Skip to content

It’s Cray — The November Bug of the Month

When we were considering what “bug” to name as our November Bug of the Month, we tossed around some different ideas. Bigger meal choices came to mind, November being the month for big meals and all. We finally landed on the Crayfish (aka Crawfish, aka as Crawdad) as our Bug of the Month.

The 4-1-1 on the Crayfish

Technically speaking, crayfish are freshwater relatives to shrimp and lobsters. They are most often found on the beds of rivers and streams or swimming in short bursts. Since they aren’t particularly great swimmers, they prefer to stay deep and near cover where they are difficult for fish to find.

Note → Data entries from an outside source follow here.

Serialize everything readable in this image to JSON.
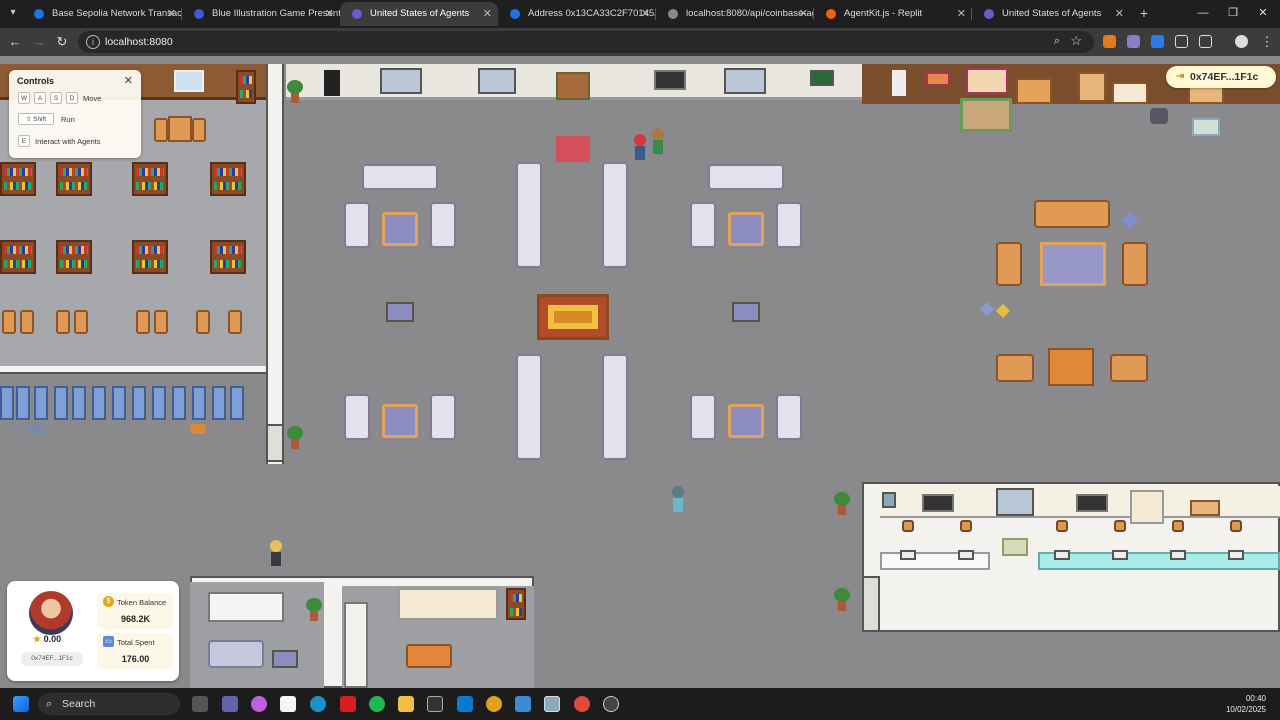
{
  "browser": {
    "tabs": [
      {
        "title": "Base Sepolia Network Transacti",
        "color": "#1a73e8"
      },
      {
        "title": "Blue Illustration Game Presenta",
        "color": "#3b5bdb"
      },
      {
        "title": "United States of Agents",
        "color": "#6a5acd"
      },
      {
        "title": "Address 0x13CA33C2F70145A0",
        "color": "#1a73e8"
      },
      {
        "title": "localhost:8080/api/coinbase-ag",
        "color": "#888888"
      },
      {
        "title": "AgentKit.js - Replit",
        "color": "#f26207"
      },
      {
        "title": "United States of Agents",
        "color": "#6a5acd"
      }
    ],
    "url": "localhost:8080"
  },
  "controls": {
    "title": "Controls",
    "keys": {
      "w": "W",
      "a": "A",
      "s": "S",
      "d": "D",
      "shift": "⇧ Shift",
      "e": "E"
    },
    "move_label": "Move",
    "run_label": "Run",
    "interact_label": "Interact with Agents"
  },
  "wallet": {
    "address": "0x74EF...1F1c"
  },
  "profile": {
    "score": "0.00",
    "address": "0x74EF...1F1c",
    "token_balance_label": "Token Balance",
    "token_balance_value": "968.2K",
    "total_spent_label": "Total Spent",
    "total_spent_value": "176.00"
  },
  "taskbar": {
    "search_label": "Search",
    "time": "00:40",
    "date": "10/02/2025"
  },
  "colors": {
    "accent": "#e8a41a",
    "floor": "#9d9fa3",
    "wood": "#e09a55"
  }
}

Crayfish are predatory scavengers and will eat almost anything that is organic. Where logs and stumps are present, anglers are likely to find these freshwater crustaceans.

Crayfish range in color from a mottled brown, to olive, and to a reddish brown. Fly patterns should mimic this color range. Anglers should turn over rocks or seine the river to check for size and color of these crustaceans.

How to Fish It

Some great tips — including Euro nymphing techniques — for fishing crayfish imitations.

Anglers can present this pattern in different ways.  The keys to an effective presentation is to get the pattern to the bottom, get a good dead drift, and be ready for a strike anywhere through the drift!

When fishing runs and riffles, cast across slightly upstream and strip the pattern back to you with the pattern in the shallows. Crayfish typically are not strong enough to swim upstream, so when they do try, their swimming is in short bursts – and for brief attempts.

Make sure the fly is bumping the bottom. 

Another technique is to cast cross current, make an upstream and let the fly sink. The current will drag the line and crayfish imitation downstream. At the end of the drift, when the pattern swings up in the shallower water, give the pattern some twitches and strips. The takes on the swing can be very aggressive.

One thing that anglers should keep in mind is that when crayfish are threatened or startled, they try to scurry away. If the threat persists, they turn and try to dart away with hard tail thrusts and their pinchers raised in a defensive position. Imitating this darting motion with quick strips can get aggressive strikes.

How to Tie Crayfish Imitations

Hans Mylant takes us through steps to whip up the Stanky Leg. (Never in ten years of blog writing for Angler’s Covey did I foresee writing that sentence!)

A brown Wooly Bugger has been a great imitation of a fleeing crayfish. This classic pattern remains one of the top choices.

The Clouser Crayfish is another go-to pattern.

Watch This Space

Coming up, we will have videos on tips and techniques for fishing the crayfish imitations. And Hans Mylant will be tying up some productive patterns for our local tailwaters.

New to fly tying? Take our Fly Tying 101 class offered throughout the next few months! Want to hone your tying skills? Check out our Fly Tying 201 class. Want to just hang out with other tyers for a couple hours? Join us on Wednesday night, from 6:00 – 8:00 p.m., as set up our vises, share some stories, and spin some patterns with a small group of tyers on Open Fly Tying Night.


  1. Jim Mann on November 9, 2022 at 11:17 am

    The biggest mistake that I see anglers making when fishing a crawdad pattern is they are constantly stripping the fly (common issue with all streamers). Bringing the fly to a COMPLETE stop on the bottom should be part of the presentation. Often the trout picks up the fly off the bottom or when it is popped on the bottom… work it 🙂

    • Vince Puzick on November 10, 2022 at 6:53 am

      Great point, Jim. They scuttle along the bottom — anglers may lose a few patterns in the rocks when they are working it correctly.

  2. David Jaroscak on December 7, 2022 at 9:46 am

    It seems to me that the Clouser Crayfish that is tied in the youtube video should be tied inverted (hook up). The idea of a crayfish pattern is that they pend most of their time on the bottom in dead drift or retrieving along the bottom in short bursts. In either case, having that hook barb down as in the video would equal just one cast before snagging it on a rock or branch.

Leave a Comment